By Mara Fink '11
December 16, 2010

Students with Stitches for Peace sell their creations in Buntrock Commons.

The simple mission of the student knit-to-serve group Stitches for Peace hasn't changed a bit in the past year, but its membership sure has.

Last year the organization had roughly half a dozen members. This year the group’s email list is 93 students strong, and so many participants show up at weekly meetings that co-leaders Rachel Butler '12 and Josalan Sullivan '12 have scrambled to keep enough supplies on hand.

"We had about 25 people at our first meeting, and people keep coming back and bringing their friends," Butler says.

Stitches for Peace students meet each Monday at 7 p.m. in the Mellby Lounge to knit and crochet a variety of projects ranging from scarves to sweaters. They then sell their projects and donate the proceeds to organizations that benefit the global community, such as the Heifer Project. This year students will also donate some of their projects to nonprofit organizations within Northfield and the Twin Cities area.

Although Stitches for Peace has been on campus for six years, this is the first year the group has blossomed into a truly campuswide knitting community. Butler thinks that’s because the organization has created a warm community that welcomes people of all knitting abilities — or even no ability at all — and makes it fun to give back.

"Stitches for Peace is not your grandmother's knitting club.

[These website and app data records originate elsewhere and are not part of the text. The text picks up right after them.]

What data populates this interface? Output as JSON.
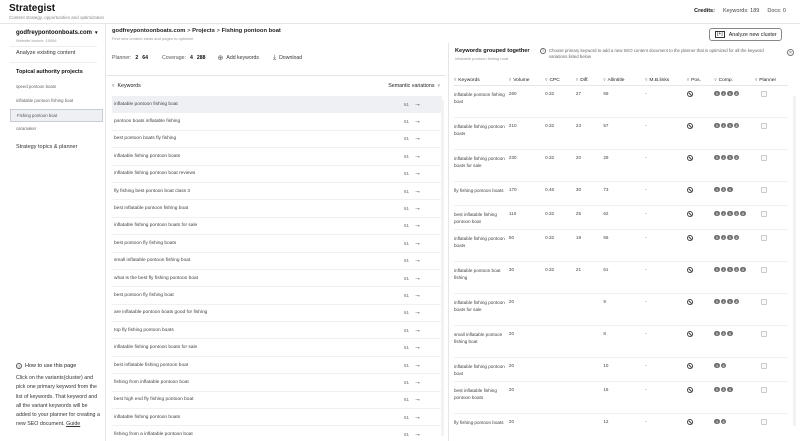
{
  "header": {
    "title": "Strategist",
    "subtitle": "Content strategy, opportunities and optimization",
    "credits_label": "Credits:",
    "keywords_label": "Keywords: 189",
    "docs_label": "Docs: 0"
  },
  "sidebar": {
    "domain": "godfreypontoonboats.com",
    "domain_sub": "Website launch: 10084",
    "analyze": "Analyze existing content",
    "topical": "Topical authority projects",
    "projects": [
      "speed pontoon boats",
      "inflatable pontoon fishing boat",
      "Fishing pontoon boat",
      "caramaker"
    ],
    "active_project": "Fishing pontoon boat",
    "strategy": "Strategy topics & planner",
    "howto_title": "How to use this page",
    "howto_body": "Click on the variants(cluster) and pick one primary keyword from the list of keywords. That keyword and all the variant keywords will be added to your planner for creating a new SEO document.",
    "howto_link": "Guide"
  },
  "main": {
    "crumb_domain": "godfreypontoonboats.com",
    "crumb_sep1": ">",
    "crumb_projects": "Projects",
    "crumb_sep2": ">",
    "crumb_current": "Fishing pontoon boat",
    "crumb_sub": "Find new content ideas and pages to optimize",
    "planner_label": "Planner:",
    "planner_a": "2",
    "planner_b": "64",
    "coverage_label": "Coverage:",
    "coverage_a": "4",
    "coverage_b": "288",
    "add_keywords": "Add keywords",
    "download": "Download",
    "col_keywords": "Keywords",
    "col_variations": "Semantic variations",
    "keywords": [
      {
        "kw": "inflatable pontoon fishing boat",
        "cnt": "61"
      },
      {
        "kw": "pontoon boats inflatable fishing",
        "cnt": "61"
      },
      {
        "kw": "best pontoon boats fly fishing",
        "cnt": "61"
      },
      {
        "kw": "inflatable fishing pontoon boats",
        "cnt": "61"
      },
      {
        "kw": "inflatable fishing pontoon boat reviews",
        "cnt": "61"
      },
      {
        "kw": "fly fishing best pontoon boat class 3",
        "cnt": "61"
      },
      {
        "kw": "best inflatable pontoon fishing boat",
        "cnt": "61"
      },
      {
        "kw": "inflatable fishing pontoon boats for sale",
        "cnt": "61"
      },
      {
        "kw": "best pontoon fly fishing boats",
        "cnt": "61"
      },
      {
        "kw": "small inflatable pontoon fishing boat",
        "cnt": "61"
      },
      {
        "kw": "what is the best fly fishing pontoon boat",
        "cnt": "61"
      },
      {
        "kw": "best pontoon fly fishing boat",
        "cnt": "61"
      },
      {
        "kw": "are inflatable pontoon boats good for fishing",
        "cnt": "61"
      },
      {
        "kw": "top fly fishing pontoon boats",
        "cnt": "61"
      },
      {
        "kw": "inflatable fishing pontoon boats for sale",
        "cnt": "61"
      },
      {
        "kw": "best inflatable fishing pontoon boat",
        "cnt": "61"
      },
      {
        "kw": "fishing from inflatable pontoon boat",
        "cnt": "61"
      },
      {
        "kw": "best high end fly fishing pontoon boat",
        "cnt": "61"
      },
      {
        "kw": "inflatable fishing pontoon boats",
        "cnt": "61"
      },
      {
        "kw": "fishing from a inflatable pontoon boat",
        "cnt": "61"
      }
    ]
  },
  "right": {
    "analyze_btn": "Analyze new cluster",
    "analyze_icon": "[+]",
    "title": "Keywords grouped together",
    "subtitle": "inflatable pontoon fishing boat",
    "note": "Choose primary keyword to add a new SEO content document to the planner that is optimized for all the keyword variations listed below",
    "columns": [
      "Keywords",
      "Volume",
      "CPC",
      "Diff.",
      "Allintitle",
      "M.B.links",
      "Pos.",
      "Comp.",
      "Planner"
    ],
    "rows": [
      {
        "kw": "inflatable pontoon fishing boat",
        "vol": "260",
        "cpc": "0.32",
        "diff": "27",
        "allin": "59",
        "mb": "-",
        "comp": [
          "5",
          "4",
          "6",
          "8"
        ]
      },
      {
        "kw": "inflatable fishing pontoon boats",
        "vol": "210",
        "cpc": "0.32",
        "diff": "23",
        "allin": "57",
        "mb": "-",
        "comp": [
          "5",
          "4",
          "5",
          "8"
        ]
      },
      {
        "kw": "inflatable fishing pontoon boats for sale",
        "vol": "230",
        "cpc": "0.32",
        "diff": "20",
        "allin": "29",
        "mb": "-",
        "comp": [
          "5",
          "4",
          "5",
          "6"
        ]
      },
      {
        "kw": "fly fishing pontoon boats",
        "vol": "170",
        "cpc": "0.46",
        "diff": "30",
        "allin": "73",
        "mb": "-",
        "comp": [
          "4",
          "5",
          "6"
        ]
      },
      {
        "kw": "best inflatable fishing pontoon boat",
        "vol": "110",
        "cpc": "0.32",
        "diff": "25",
        "allin": "62",
        "mb": "-",
        "comp": [
          "5",
          "4",
          "5",
          "6",
          "8"
        ]
      },
      {
        "kw": "inflatable fishing pontoon boats",
        "vol": "50",
        "cpc": "0.32",
        "diff": "19",
        "allin": "56",
        "mb": "-",
        "comp": [
          "5",
          "4",
          "5",
          "6"
        ]
      },
      {
        "kw": "inflatable pontoon boat fishing",
        "vol": "30",
        "cpc": "0.32",
        "diff": "21",
        "allin": "61",
        "mb": "-",
        "comp": [
          "5",
          "4",
          "5",
          "6",
          "8"
        ]
      },
      {
        "kw": "inflatable fishing pontoon boats for sale",
        "vol": "20",
        "cpc": "",
        "diff": "",
        "allin": "9",
        "mb": "-",
        "comp": [
          "5",
          "4",
          "6",
          "8"
        ]
      },
      {
        "kw": "small inflatable pontoon fishing boat",
        "vol": "20",
        "cpc": "",
        "diff": "",
        "allin": "8",
        "mb": "-",
        "comp": [
          "5",
          "6",
          "8"
        ]
      },
      {
        "kw": "inflatable fishing pontoon boat",
        "vol": "20",
        "cpc": "",
        "diff": "",
        "allin": "10",
        "mb": "-",
        "comp": [
          "4",
          "6"
        ]
      },
      {
        "kw": "best inflatable fishing pontoon boats",
        "vol": "20",
        "cpc": "",
        "diff": "",
        "allin": "16",
        "mb": "-",
        "comp": [
          "5",
          "6",
          "8"
        ]
      },
      {
        "kw": "fly fishing pontoon boats",
        "vol": "20",
        "cpc": "",
        "diff": "",
        "allin": "12",
        "mb": "-",
        "comp": [
          "4",
          "6"
        ]
      }
    ]
  }
}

It's a place where strangers can gather with a common goal and leave as friends," she says. "It's a community with a purpose: to make the world a better place one stitch at a time. We are all connected by the thread of humanity, and by knitting for others we can touch lives halfway across the globe and in our own community."

Butler says she's happy to teach anyone who shows up how to knit, noting that one student who began learning at the first meeting this year is already completing a baby blanket. "Once you get the hang of it, it’s like magic how quickly the fabric is created," she says.

Anna Sewall '14 says she enjoys being part of the organization because she is able to accomplish several goals in the same evening. "I love meeting new people who share a passion for knitting. It feels good to relax after a busy day and know that you're helping someone in need at the same time," she says.

Another thing that draws people to Stitches for Peace is the fact that organizers provide knitting needles, crochet hooks, and yarn. Butler says supplying the materials is key to attracting people of all skill levels, but it also means that she’s always looking for donations of supplies from alumni, parents, faculty, and staff.

"The more supplies we have, the more items we can make and the more we can donate to humanitarian organizations," she says.

Contact Kari VanDerVeen at 507-786-3970 or